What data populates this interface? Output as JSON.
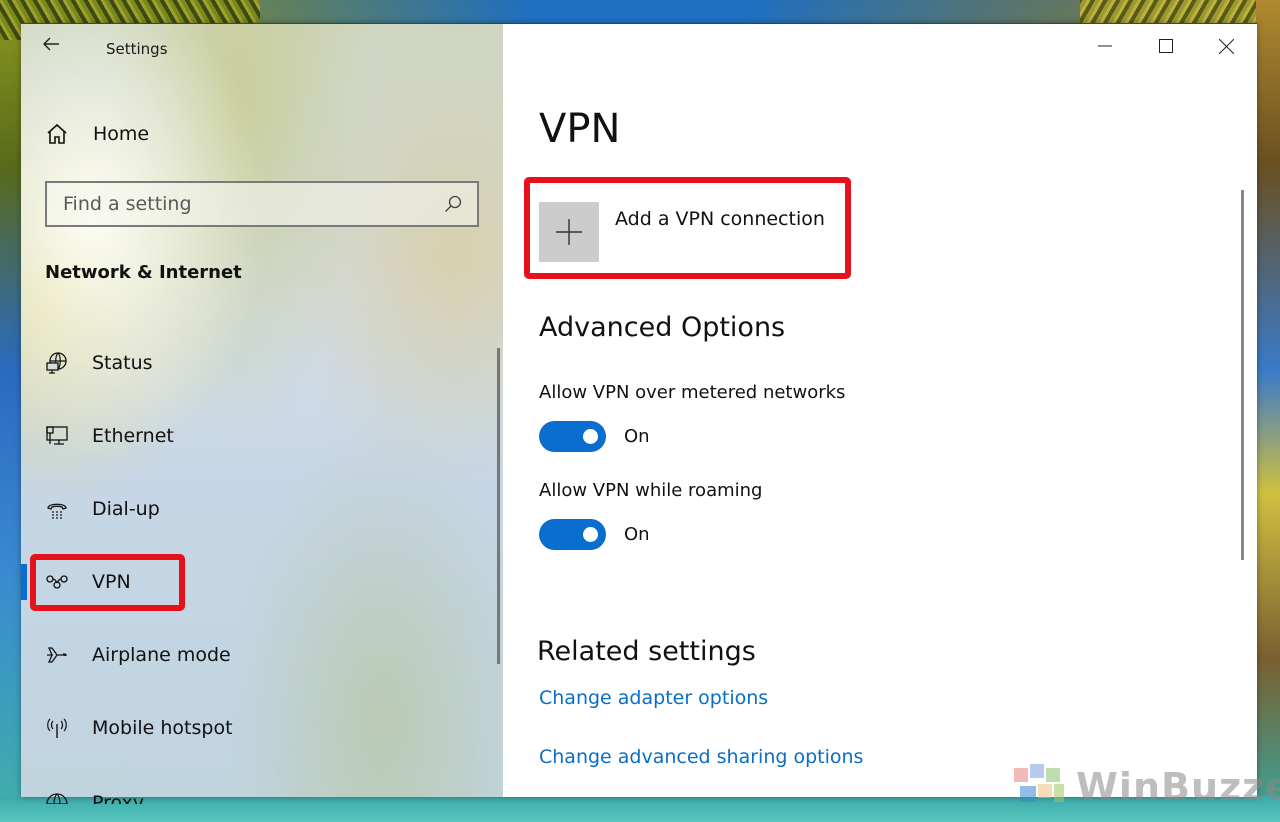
{
  "window": {
    "app_title": "Settings",
    "controls": {
      "minimize": "minimize-icon",
      "maximize": "maximize-icon",
      "close": "close-icon"
    }
  },
  "sidebar": {
    "back_icon": "arrow-left-icon",
    "home": {
      "icon": "home-icon",
      "label": "Home"
    },
    "search": {
      "placeholder": "Find a setting",
      "value": "",
      "icon": "search-icon"
    },
    "section_heading": "Network & Internet",
    "items": [
      {
        "label": "Status",
        "icon": "globe-monitor-icon",
        "active": false
      },
      {
        "label": "Ethernet",
        "icon": "ethernet-icon",
        "active": false
      },
      {
        "label": "Dial-up",
        "icon": "dialup-phone-icon",
        "active": false
      },
      {
        "label": "VPN",
        "icon": "vpn-icon",
        "active": true
      },
      {
        "label": "Airplane mode",
        "icon": "airplane-icon",
        "active": false
      },
      {
        "label": "Mobile hotspot",
        "icon": "hotspot-icon",
        "active": false
      },
      {
        "label": "Proxy",
        "icon": "globe-icon",
        "active": false
      }
    ]
  },
  "main": {
    "page_title": "VPN",
    "add_vpn": {
      "icon": "plus-icon",
      "label": "Add a VPN connection"
    },
    "advanced": {
      "heading": "Advanced Options",
      "options": [
        {
          "label": "Allow VPN over metered networks",
          "state": "On",
          "enabled": true
        },
        {
          "label": "Allow VPN while roaming",
          "state": "On",
          "enabled": true
        }
      ]
    },
    "related": {
      "heading": "Related settings",
      "links": [
        {
          "label": "Change adapter options"
        },
        {
          "label": "Change advanced sharing options"
        }
      ]
    }
  },
  "colors": {
    "accent": "#0a6ed1",
    "link": "#0a6ec8",
    "highlight": "#e8101a"
  },
  "watermark": {
    "text": "WinBuzzer"
  }
}
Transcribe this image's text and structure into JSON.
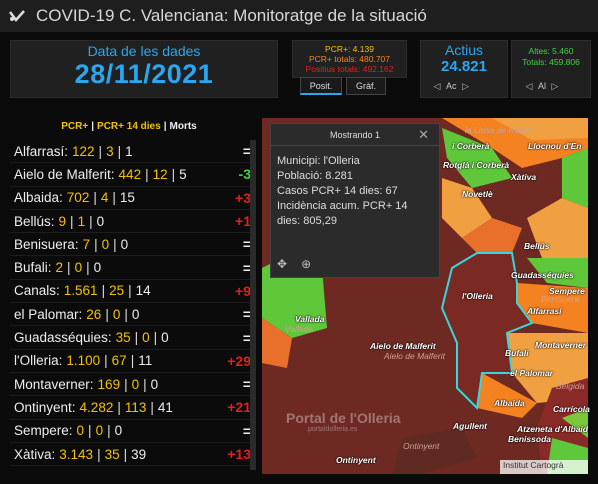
{
  "app": {
    "title": "COVID-19 C. Valenciana: Monitoratge de la situació"
  },
  "date_panel": {
    "label": "Data de les dades",
    "date": "28/11/2021"
  },
  "pcr_panel": {
    "pcr": "PCR+: 4.139",
    "pcr_total": "PCR+ totals: 480.707",
    "pos_total": "Positius totals: 492.162"
  },
  "tabs": {
    "posit": "Posit.",
    "graf": "Gràf."
  },
  "actius": {
    "label": "Actius",
    "value": "24.821",
    "pager": "Ac"
  },
  "altes": {
    "altes": "Altes: 5.460",
    "totals": "Totals: 459.806",
    "pager": "Al"
  },
  "list_header": {
    "pcr": "PCR+",
    "pcr14": "PCR+ 14 dies",
    "morts": "Morts",
    "sep": "|"
  },
  "rows": [
    {
      "town": "Alfarrasí:",
      "pcr": "122",
      "pcr14": "3",
      "morts": "1",
      "change": "="
    },
    {
      "town": "Aielo de Malferit:",
      "pcr": "442",
      "pcr14": "12",
      "morts": "5",
      "change": "-3"
    },
    {
      "town": "Albaida:",
      "pcr": "702",
      "pcr14": "4",
      "morts": "15",
      "change": "+3"
    },
    {
      "town": "Bellús:",
      "pcr": "9",
      "pcr14": "1",
      "morts": "0",
      "change": "+1"
    },
    {
      "town": "Benisuera:",
      "pcr": "7",
      "pcr14": "0",
      "morts": "0",
      "change": "="
    },
    {
      "town": "Bufali:",
      "pcr": "2",
      "pcr14": "0",
      "morts": "0",
      "change": "="
    },
    {
      "town": "Canals:",
      "pcr": "1.561",
      "pcr14": "25",
      "morts": "14",
      "change": "+9"
    },
    {
      "town": "el Palomar:",
      "pcr": "26",
      "pcr14": "0",
      "morts": "0",
      "change": "="
    },
    {
      "town": "Guadasséquies:",
      "pcr": "35",
      "pcr14": "0",
      "morts": "0",
      "change": "="
    },
    {
      "town": "l'Olleria:",
      "pcr": "1.100",
      "pcr14": "67",
      "morts": "11",
      "change": "+29"
    },
    {
      "town": "Montaverner:",
      "pcr": "169",
      "pcr14": "0",
      "morts": "0",
      "change": "="
    },
    {
      "town": "Ontinyent:",
      "pcr": "4.282",
      "pcr14": "113",
      "morts": "41",
      "change": "+21"
    },
    {
      "town": "Sempere:",
      "pcr": "0",
      "pcr14": "0",
      "morts": "0",
      "change": "="
    },
    {
      "town": "Xàtiva:",
      "pcr": "3.143",
      "pcr14": "35",
      "morts": "39",
      "change": "+13"
    }
  ],
  "popup": {
    "title": "Mostrando 1",
    "municipi": "Municipi: l'Olleria",
    "poblacio": "Població: 8.281",
    "casos": "Casos PCR+ 14 dies: 67",
    "incidencia1": "Incidència acum. PCR+ 14",
    "incidencia2": "dies: 805,29"
  },
  "map_labels": {
    "llosa": "la Llosa de Ranes",
    "corbera": "i Corberà",
    "llocnou": "Llocnou d'En",
    "rotglai": "Rotglà i Corberà",
    "novetle": "Novetlè",
    "xativa": "Xàtiva",
    "bellus": "Bellús",
    "guadass": "Guadasséquies",
    "sempere": "Sempere",
    "benisuera": "Benisuera",
    "olleria": "l'Olleria",
    "alfarrasi": "Alfarrasí",
    "vallada": "Vallada",
    "vallada2": "Vallada",
    "aielo": "Aielo de Malferit",
    "aielo2": "Aielo de Malferit",
    "montaverner": "Montaverner",
    "bufali": "Bufali",
    "palomar": "el Palomar",
    "belgida": "Bèlgida",
    "albaida": "Albaida",
    "carricola": "Carrícola",
    "agullent": "Agullent",
    "benissoda": "Benissoda",
    "atzeneta": "Atzeneta d'Albaid",
    "ontinyent": "Ontinyent",
    "ontinyent2": "Ontinyent"
  },
  "watermark": {
    "name": "Portal de l'Olleria",
    "url": "portaldolleria.es"
  },
  "attribution": "Institut Cartogrà",
  "colors": {
    "accent": "#2aa7ee",
    "pcr": "#f2c200",
    "pcr14": "#f58220",
    "up": "#e02020",
    "down": "#3fd43f"
  }
}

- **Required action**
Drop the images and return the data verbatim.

- **Reply**
What data populates this interface? Output as JSON.
{
  "window": {
    "app_title": "Settings",
    "controls": {
      "minimize": "minimize-icon",
      "maximize": "maximize-icon",
      "close": "close-icon"
    }
  },
  "sidebar": {
    "back_icon": "arrow-left-icon",
    "home": {
      "icon": "home-icon",
      "label": "Home"
    },
    "search": {
      "placeholder": "Find a setting",
      "value": "",
      "icon": "search-icon"
    },
    "section_heading": "Network & Internet",
    "items": [
      {
        "label": "Status",
        "icon": "globe-monitor-icon",
        "active": false
      },
      {
        "label": "Ethernet",
        "icon": "ethernet-icon",
        "active": false
      },
      {
        "label": "Dial-up",
        "icon": "dialup-phone-icon",
        "active": false
      },
      {
        "label": "VPN",
        "icon": "vpn-icon",
        "active": true
      },
      {
        "label": "Airplane mode",
        "icon": "airplane-icon",
        "active": false
      },
      {
        "label": "Mobile hotspot",
        "icon": "hotspot-icon",
        "active": false
      },
      {
        "label": "Proxy",
        "icon": "globe-icon",
        "active": false
      }
    ]
  },
  "main": {
    "page_title": "VPN",
    "add_vpn": {
      "icon": "plus-icon",
      "label": "Add a VPN connection"
    },
    "advanced": {
      "heading": "Advanced Options",
      "options": [
        {
          "label": "Allow VPN over metered networks",
          "state": "On",
          "enabled": true
        },
        {
          "label": "Allow VPN while roaming",
          "state": "On",
          "enabled": true
        }
      ]
    },
    "related": {
      "heading": "Related settings",
      "links": [
        {
          "label": "Change adapter options"
        },
        {
          "label": "Change advanced sharing options"
        }
      ]
    }
  },
  "colors": {
    "accent": "#0a6ed1",
    "link": "#0a6ec8",
    "highlight": "#e8101a"
  },
  "watermark": {
    "text": "WinBuzzer"
  }
}
Transcribe this image's text and structure into JSON.
{
  "app": {
    "title": "COVID-19 C. Valenciana: Monitoratge de la situació"
  },
  "date_panel": {
    "label": "Data de les dades",
    "date": "28/11/2021"
  },
  "pcr_panel": {
    "pcr": "PCR+: 4.139",
    "pcr_total": "PCR+ totals: 480.707",
    "pos_total": "Positius totals: 492.162"
  },
  "tabs": {
    "posit": "Posit.",
    "graf": "Gràf."
  },
  "actius": {
    "label": "Actius",
    "value": "24.821",
    "pager": "Ac"
  },
  "altes": {
    "altes": "Altes: 5.460",
    "totals": "Totals: 459.806",
    "pager": "Al"
  },
  "list_header": {
    "pcr": "PCR+",
    "pcr14": "PCR+ 14 dies",
    "morts": "Morts",
    "sep": "|"
  },
  "rows": [
    {
      "town": "Alfarrasí:",
      "pcr": "122",
      "pcr14": "3",
      "morts": "1",
      "change": "="
    },
    {
      "town": "Aielo de Malferit:",
      "pcr": "442",
      "pcr14": "12",
      "morts": "5",
      "change": "-3"
    },
    {
      "town": "Albaida:",
      "pcr": "702",
      "pcr14": "4",
      "morts": "15",
      "change": "+3"
    },
    {
      "town": "Bellús:",
      "pcr": "9",
      "pcr14": "1",
      "morts": "0",
      "change": "+1"
    },
    {
      "town": "Benisuera:",
      "pcr": "7",
      "pcr14": "0",
      "morts": "0",
      "change": "="
    },
    {
      "town": "Bufali:",
      "pcr": "2",
      "pcr14": "0",
      "morts": "0",
      "change": "="
    },
    {
      "town": "Canals:",
      "pcr": "1.561",
      "pcr14": "25",
      "morts": "14",
      "change": "+9"
    },
    {
      "town": "el Palomar:",
      "pcr": "26",
      "pcr14": "0",
      "morts": "0",
      "change": "="
    },
    {
      "town": "Guadasséquies:",
      "pcr": "35",
      "pcr14": "0",
      "morts": "0",
      "change": "="
    },
    {
      "town": "l'Olleria:",
      "pcr": "1.100",
      "pcr14": "67",
      "morts": "11",
      "change": "+29"
    },
    {
      "town": "Montaverner:",
      "pcr": "169",
      "pcr14": "0",
      "morts": "0",
      "change": "="
    },
    {
      "town": "Ontinyent:",
      "pcr": "4.282",
      "pcr14": "113",
      "morts": "41",
      "change": "+21"
    },
    {
      "town": "Sempere:",
      "pcr": "0",
      "pcr14": "0",
      "morts": "0",
      "change": "="
    },
    {
      "town": "Xàtiva:",
      "pcr": "3.143",
      "pcr14": "35",
      "morts": "39",
      "change": "+13"
    }
  ],
  "popup": {
    "title": "Mostrando 1",
    "municipi": "Municipi: l'Olleria",
    "poblacio": "Població: 8.281",
    "casos": "Casos PCR+ 14 dies: 67",
    "incidencia1": "Incidència acum. PCR+ 14",
    "incidencia2": "dies: 805,29"
  },
  "map_labels": {
    "llosa": "la Llosa de Ranes",
    "corbera": "i Corberà",
    "llocnou": "Llocnou d'En",
    "rotglai": "Rotglà i Corberà",
    "novetle": "Novetlè",
    "xativa": "Xàtiva",
    "bellus": "Bellús",
    "guadass": "Guadasséquies",
    "sempere": "Sempere",
    "benisuera": "Benisuera",
    "olleria": "l'Olleria",
    "alfarrasi": "Alfarrasí",
    "vallada": "Vallada",
    "vallada2": "Vallada",
    "aielo": "Aielo de Malferit",
    "aielo2": "Aielo de Malferit",
    "montaverner": "Montaverner",
    "bufali": "Bufali",
    "palomar": "el Palomar",
    "belgida": "Bèlgida",
    "albaida": "Albaida",
    "carricola": "Carrícola",
    "agullent": "Agullent",
    "benissoda": "Benissoda",
    "atzeneta": "Atzeneta d'Albaid",
    "ontinyent": "Ontinyent",
    "ontinyent2": "Ontinyent"
  },
  "watermark": {
    "name": "Portal de l'Olleria",
    "url": "portaldolleria.es"
  },
  "attribution": "Institut Cartogrà",
  "colors": {
    "accent": "#2aa7ee",
    "pcr": "#f2c200",
    "pcr14": "#f58220",
    "up": "#e02020",
    "down": "#3fd43f"
  }
}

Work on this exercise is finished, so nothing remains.